1 – When we use the term “mothers”, we are referring to co-mothers in same-sex families as well as mothers in opposite-sex families. Similarly, the term “fathers” includes co-fathers in same-sex families as well as fathers in opposite-sex families.
2 – Reference re: Employment Insurance Act (Can.), [2005] 2 S.C.R. 669, para. 54 and 66.
3 – United Nations Committee on Discrimination against Women’s Concluding Observations on the Occasion of Canada’s 5th Report (CEDAW/C/CAN/5 and Add.1), 603th and 604th sessions, January 23, 2003 (see CEDAW/C/SR.603 and 604), para. 382.

NAWL’S RECOMMENDATIONS for Improving Maternity and Parental Benefits
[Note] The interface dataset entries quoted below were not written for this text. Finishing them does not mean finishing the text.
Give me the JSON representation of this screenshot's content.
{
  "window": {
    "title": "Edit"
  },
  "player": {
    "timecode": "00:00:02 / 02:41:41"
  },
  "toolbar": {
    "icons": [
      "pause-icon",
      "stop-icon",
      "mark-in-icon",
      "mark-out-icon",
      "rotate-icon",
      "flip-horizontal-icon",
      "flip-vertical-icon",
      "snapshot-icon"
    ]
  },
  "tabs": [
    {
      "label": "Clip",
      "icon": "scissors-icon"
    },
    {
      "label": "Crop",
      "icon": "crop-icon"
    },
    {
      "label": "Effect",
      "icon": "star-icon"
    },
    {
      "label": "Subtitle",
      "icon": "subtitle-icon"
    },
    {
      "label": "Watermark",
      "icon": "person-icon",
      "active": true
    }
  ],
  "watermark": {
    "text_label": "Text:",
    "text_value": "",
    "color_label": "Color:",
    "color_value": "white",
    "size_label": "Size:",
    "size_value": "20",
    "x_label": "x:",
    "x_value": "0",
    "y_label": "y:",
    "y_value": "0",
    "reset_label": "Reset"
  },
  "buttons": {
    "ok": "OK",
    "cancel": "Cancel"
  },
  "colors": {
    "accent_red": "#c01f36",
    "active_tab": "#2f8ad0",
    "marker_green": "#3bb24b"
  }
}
1. Expansion of the current maternity and parental benefits regime under EI
NAWL recommends that the Federal Government expand the current maternity and parental benefits regime under EI and that it finance this expansion through direct contributions to the EI Fund. NAWL recommends that the Federal government:
• Abolish the waiting period for workers receiving maternity and parental benefits;
• Convert this two-week period to a period of eligibility for parental benefits;
• Increase benefit levels for maternity and parental benefits (and all other benefits) to 70% of regular earnings;
• Raise maximum yearly insurable earnings to $51 748, to be indexed annually;
• Calculate benefits on the basis of the best 12 weeks of income in the last year in all regions of Canada;
• Create a family supplement of $25 per week for one child and $35 for two or more children for all EI beneficiaries, regardless of family income;
• Lower the eligibility requirement to 360 hours for maternity and parental benefits;
• Respect a distinct entitlement to maternity and parental benefits so that the right to these benefits is not affected by receipt of regular benefits;
• Designate benefits for fathers and second parents;
• Allow a 3 to 5 year reach-back period to qualify for maternity and parental benefits;
• Extend coverage to self-employed mothers and fathers.

2. Creation of a Universal Support Program
NAWL recommends that the Federal Government create a Universal Support Program that reaches mothers who do not qualify for benefits under EI or receive inadequate benefits under that program. At the same time, NAWL recognizes Québec’s right to determine its own social policies and thus to opt out of any such program with full financial compensation, if it so wishes.

3. Updating the Canada Labour Code
NAWL recommends that the Federal government show leadership on the issue of employment standards governing leave and the right to return to work after maternity and parental leave by setting an example through the standards set out in the Canada Labour Code.

Rachel Cox